▶ _Source data_

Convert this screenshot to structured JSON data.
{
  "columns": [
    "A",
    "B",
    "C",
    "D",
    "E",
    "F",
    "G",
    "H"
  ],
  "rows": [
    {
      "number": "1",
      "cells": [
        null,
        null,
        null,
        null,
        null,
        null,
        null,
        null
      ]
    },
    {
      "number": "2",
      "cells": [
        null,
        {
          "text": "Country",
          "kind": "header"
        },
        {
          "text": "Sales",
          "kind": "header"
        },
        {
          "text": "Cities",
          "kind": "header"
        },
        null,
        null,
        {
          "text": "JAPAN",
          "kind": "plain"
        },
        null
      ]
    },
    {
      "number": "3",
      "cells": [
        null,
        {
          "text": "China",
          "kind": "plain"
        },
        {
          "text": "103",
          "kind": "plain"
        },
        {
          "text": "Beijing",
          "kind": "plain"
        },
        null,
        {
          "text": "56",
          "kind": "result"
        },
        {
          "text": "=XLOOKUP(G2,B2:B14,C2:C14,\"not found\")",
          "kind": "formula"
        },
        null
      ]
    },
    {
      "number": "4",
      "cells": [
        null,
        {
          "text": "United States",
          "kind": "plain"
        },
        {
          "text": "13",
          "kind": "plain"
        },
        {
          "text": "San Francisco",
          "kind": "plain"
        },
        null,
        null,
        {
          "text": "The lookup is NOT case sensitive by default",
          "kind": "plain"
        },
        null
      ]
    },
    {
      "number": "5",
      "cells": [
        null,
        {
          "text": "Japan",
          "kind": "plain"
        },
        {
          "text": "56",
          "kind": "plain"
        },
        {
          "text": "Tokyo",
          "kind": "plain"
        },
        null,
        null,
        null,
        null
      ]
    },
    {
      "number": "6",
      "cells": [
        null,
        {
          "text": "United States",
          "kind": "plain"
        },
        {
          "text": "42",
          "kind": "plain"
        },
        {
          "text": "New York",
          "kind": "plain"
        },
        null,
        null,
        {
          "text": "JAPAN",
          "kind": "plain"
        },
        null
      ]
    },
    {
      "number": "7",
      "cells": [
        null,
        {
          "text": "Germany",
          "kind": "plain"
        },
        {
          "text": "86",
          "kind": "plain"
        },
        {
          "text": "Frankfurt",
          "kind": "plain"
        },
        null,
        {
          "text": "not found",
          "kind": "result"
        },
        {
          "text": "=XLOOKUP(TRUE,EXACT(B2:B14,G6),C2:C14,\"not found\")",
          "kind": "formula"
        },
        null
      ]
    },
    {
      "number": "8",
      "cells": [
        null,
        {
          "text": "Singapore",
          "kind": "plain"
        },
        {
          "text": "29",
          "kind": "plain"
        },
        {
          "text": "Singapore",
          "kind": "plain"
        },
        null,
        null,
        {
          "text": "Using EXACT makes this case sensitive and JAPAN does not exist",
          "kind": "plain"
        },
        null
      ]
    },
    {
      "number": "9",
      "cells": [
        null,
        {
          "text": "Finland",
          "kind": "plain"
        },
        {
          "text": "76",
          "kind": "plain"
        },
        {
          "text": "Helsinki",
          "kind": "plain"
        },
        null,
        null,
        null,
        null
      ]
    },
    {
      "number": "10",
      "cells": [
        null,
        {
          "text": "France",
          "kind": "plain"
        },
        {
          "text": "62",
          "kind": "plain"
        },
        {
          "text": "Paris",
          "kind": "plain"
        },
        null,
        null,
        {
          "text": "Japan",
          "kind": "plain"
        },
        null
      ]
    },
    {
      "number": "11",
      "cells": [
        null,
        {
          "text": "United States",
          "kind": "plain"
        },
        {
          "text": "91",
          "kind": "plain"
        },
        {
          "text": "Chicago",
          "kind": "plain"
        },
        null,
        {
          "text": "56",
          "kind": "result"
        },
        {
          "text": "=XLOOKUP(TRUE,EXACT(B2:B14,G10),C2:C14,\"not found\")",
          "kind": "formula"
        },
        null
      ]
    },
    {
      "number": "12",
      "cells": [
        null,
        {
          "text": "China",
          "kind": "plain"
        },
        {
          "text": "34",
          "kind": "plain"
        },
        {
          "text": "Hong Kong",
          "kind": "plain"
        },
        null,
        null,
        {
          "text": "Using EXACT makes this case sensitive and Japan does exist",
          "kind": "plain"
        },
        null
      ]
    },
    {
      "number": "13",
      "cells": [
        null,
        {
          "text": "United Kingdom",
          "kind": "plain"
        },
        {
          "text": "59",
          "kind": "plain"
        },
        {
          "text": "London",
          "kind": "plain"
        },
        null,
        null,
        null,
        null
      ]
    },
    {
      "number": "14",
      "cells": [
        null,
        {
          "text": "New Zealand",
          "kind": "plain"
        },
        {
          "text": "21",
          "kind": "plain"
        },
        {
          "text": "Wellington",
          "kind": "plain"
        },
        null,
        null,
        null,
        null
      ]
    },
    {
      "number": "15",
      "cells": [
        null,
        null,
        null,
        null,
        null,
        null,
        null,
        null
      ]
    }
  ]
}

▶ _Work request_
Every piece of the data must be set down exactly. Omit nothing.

▶ _Result_
Convert this screenshot to structured JSON data.
{
  "columns": [
    "A",
    "B",
    "C",
    "D",
    "E",
    "F",
    "G",
    "H"
  ],
  "rows": [
    {
      "number": "1",
      "cells": [
        null,
        null,
        null,
        null,
        null,
        null,
        null,
        null
      ]
    },
    {
      "number": "2",
      "cells": [
        null,
        {
          "text": "Country",
          "kind": "header"
        },
        {
          "text": "Sales",
          "kind": "header"
        },
        {
          "text": "Cities",
          "kind": "header"
        },
        null,
        null,
        {
          "text": "JAPAN",
          "kind": "plain"
        },
        null
      ]
    },
    {
      "number": "3",
      "cells": [
        null,
        {
          "text": "China",
          "kind": "plain"
        },
        {
          "text": "103",
          "kind": "plain"
        },
        {
          "text": "Beijing",
          "kind": "plain"
        },
        null,
        {
          "text": "56",
          "kind": "result"
        },
        {
          "text": "=XLOOKUP(G2,B2:B14,C2:C14,\"not found\")",
          "kind": "formula"
        },
        null
      ]
    },
    {
      "number": "4",
      "cells": [
        null,
        {
          "text": "United States",
          "kind": "plain"
        },
        {
          "text": "13",
          "kind": "plain"
        },
        {
          "text": "San Francisco",
          "kind": "plain"
        },
        null,
        null,
        {
          "text": "The lookup is NOT case sensitive by default",
          "kind": "plain"
        },
        null
      ]
    },
    {
      "number": "5",
      "cells": [
        null,
        {
          "text": "Japan",
          "kind": "plain"
        },
        {
          "text": "56",
          "kind": "plain"
        },
        {
          "text": "Tokyo",
          "kind": "plain"
        },
        null,
        null,
        null,
        null
      ]
    },
    {
      "number": "6",
      "cells": [
        null,
        {
          "text": "United States",
          "kind": "plain"
        },
        {
          "text": "42",
          "kind": "plain"
        },
        {
          "text": "New York",
          "kind": "plain"
        },
        null,
        null,
        {
          "text": "JAPAN",
          "kind": "plain"
        },
        null
      ]
    },
    {
      "number": "7",
      "cells": [
        null,
        {
          "text": "Germany",
          "kind": "plain"
        },
        {
          "text": "86",
          "kind": "plain"
        },
        {
          "text": "Frankfurt",
          "kind": "plain"
        },
        null,
        {
          "text": "not found",
          "kind": "result"
        },
        {
          "text": "=XLOOKUP(TRUE,EXACT(B2:B14,G6),C2:C14,\"not found\")",
          "kind": "formula"
        },
        null
      ]
    },
    {
      "number": "8",
      "cells": [
        null,
        {
          "text": "Singapore",
          "kind": "plain"
        },
        {
          "text": "29",
          "kind": "plain"
        },
        {
          "text": "Singapore",
          "kind": "plain"
        },
        null,
        null,
        {
          "text": "Using EXACT makes this case sensitive and JAPAN does not exist",
          "kind": "plain"
        },
        null
      ]
    },
    {
      "number": "9",
      "cells": [
        null,
        {
          "text": "Finland",
          "kind": "plain"
        },
        {
          "text": "76",
          "kind": "plain"
        },
        {
          "text": "Helsinki",
          "kind": "plain"
        },
        null,
        null,
        null,
        null
      ]
    },
    {
      "number": "10",
      "cells": [
        null,
        {
          "text": "France",
          "kind": "plain"
        },
        {
          "text": "62",
          "kind": "plain"
        },
        {
          "text": "Paris",
          "kind": "plain"
        },
        null,
        null,
        {
          "text": "Japan",
          "kind": "plain"
        },
        null
      ]
    },
    {
      "number": "11",
      "cells": [
        null,
        {
          "text": "United States",
          "kind": "plain"
        },
        {
          "text": "91",
          "kind": "plain"
        },
        {
          "text": "Chicago",
          "kind": "plain"
        },
        null,
        {
          "text": "56",
          "kind": "result"
        },
        {
          "text": "=XLOOKUP(TRUE,EXACT(B2:B14,G10),C2:C14,\"not found\")",
          "kind": "formula"
        },
        null
      ]
    },
    {
      "number": "12",
      "cells": [
        null,
        {
          "text": "China",
          "kind": "plain"
        },
        {
          "text": "34",
          "kind": "plain"
        },
        {
          "text": "Hong Kong",
          "kind": "plain"
        },
        null,
        null,
        {
          "text": "Using EXACT makes this case sensitive and Japan does exist",
          "kind": "plain"
        },
        null
      ]
    },
    {
      "number": "13",
      "cells": [
        null,
        {
          "text": "United Kingdom",
          "kind": "plain"
        },
        {
          "text": "59",
          "kind": "plain"
        },
        {
          "text": "London",
          "kind": "plain"
        },
        null,
        null,
        null,
        null
      ]
    },
    {
      "number": "14",
      "cells": [
        null,
        {
          "text": "New Zealand",
          "kind": "plain"
        },
        {
          "text": "21",
          "kind": "plain"
        },
        {
          "text": "Wellington",
          "kind": "plain"
        },
        null,
        null,
        null,
        null
      ]
    },
    {
      "number": "15",
      "cells": [
        null,
        null,
        null,
        null,
        null,
        null,
        null,
        null
      ]
    }
  ]
}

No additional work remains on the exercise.